An upcoming international criminal tax investigation coordinated by the Joint Chiefs of Tax Enforcement—or the J5—will focus on cryptocurrency and the financial technology industry. The J5 is a collaboration among the revenue authorities of Australia, Canada, the Netherlands, the U.K., and the U.S. formed in 2018 that leverages the agencies’ collective resources to target financial crimes. This forthcoming effort announced on February 4 marks the J5’s first focus on the broader FinTech industry.

Please click here to view the full article. To learn more about Ropes & Gray’s FinTech practice, please click here.

Welcome to the first in a series of Ropes & Gray podcasts addressing emerging issues for fiduciaries of 401(k) and 403(b) plans to consider as part of their fiduciary process and litigation risk management strategy.

In this episode, ERISA & benefits partner Josh Lichtenstein, benefits principal David Kirchner and benefits consultant Aneisha Worrell discuss the DOL’s final rules concerning ESG investing and proxy voting and what impact the change in presidential administration may have on the fates of these rulemakings.


Tax partner and tax controversy group co-founder Kat Gregor and tax controversy group counsel Elizabeth Smith were participants in the International Bar Association (IBA) Working Group that submitted comments to the OECD Centre for Tax Policy and Administration regarding the OECD/G20 Inclusive Framework on BEPS Public Consultation Document entitled Tax Challenges Arising from Digitalisation — Report on the Pillar One Blueprint.  The OECD’s Pillar One and Pillar Two proposals seek to change the taxation of the digital economy and develop a global minimum tax for multinational companies.  The OECD published the public consultation documents to further refine the Pillar One and Pillar Two proposals and seek input regarding unaddressed issues.  The IBA submitted its comments on December 14, 2020.

Please click here to view the comments.

In a recent Bloomberg Tax article, tax partner and tax controversy group co-founder Kat Gregor, tax controversy counsel Elizabeth Smith and tax controversy associate Isabelle Farrar examine seven potential areas of focus for IRS enforcement in 2021, including TCJA-related audits and increased partnership tax compliance.
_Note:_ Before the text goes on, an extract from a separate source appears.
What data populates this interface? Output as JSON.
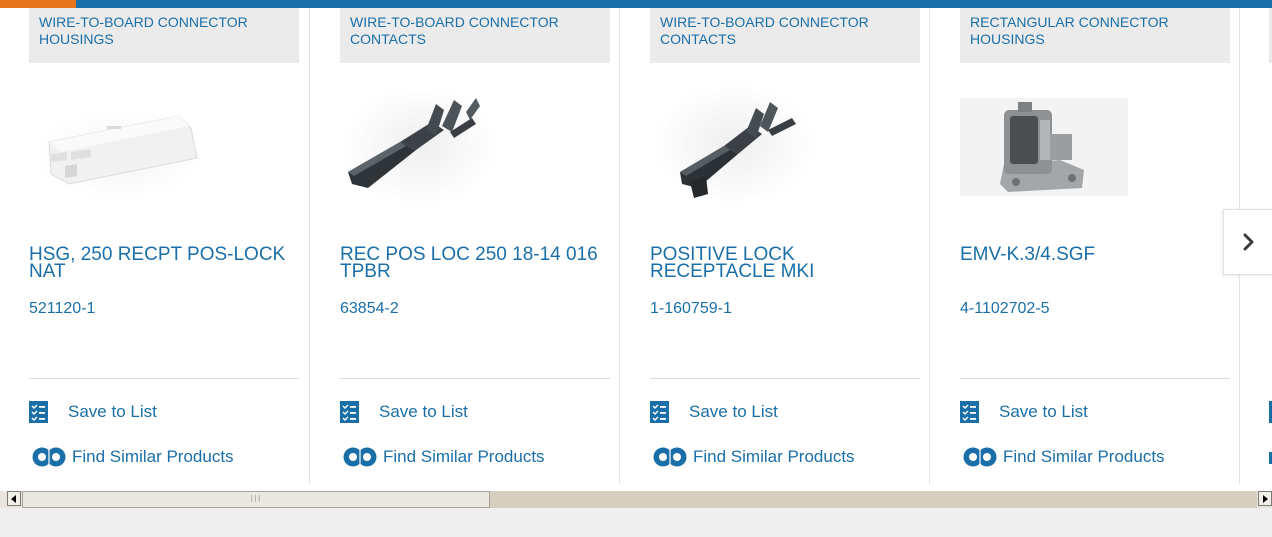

On December 21, 2020, a bipartisan agreement was reached on the Consolidated Appropriations Act 2021 (CAA or Phase 4 Stimulus), in furtherance of the fourth phase of the federal government’s response to the COVID-19 crisis. (The bill was passed on December 21, 2020 by both the House of Representatives and the Senate.) The key tax provisions of the CAA are summarized in this Alert, and include an expansion of the employee retention credit, an additional deferral of payroll taxes, additional economic impact payments for individuals, and a second round of the Paycheck Protection Program (PPP).

To read the full alert, please click here.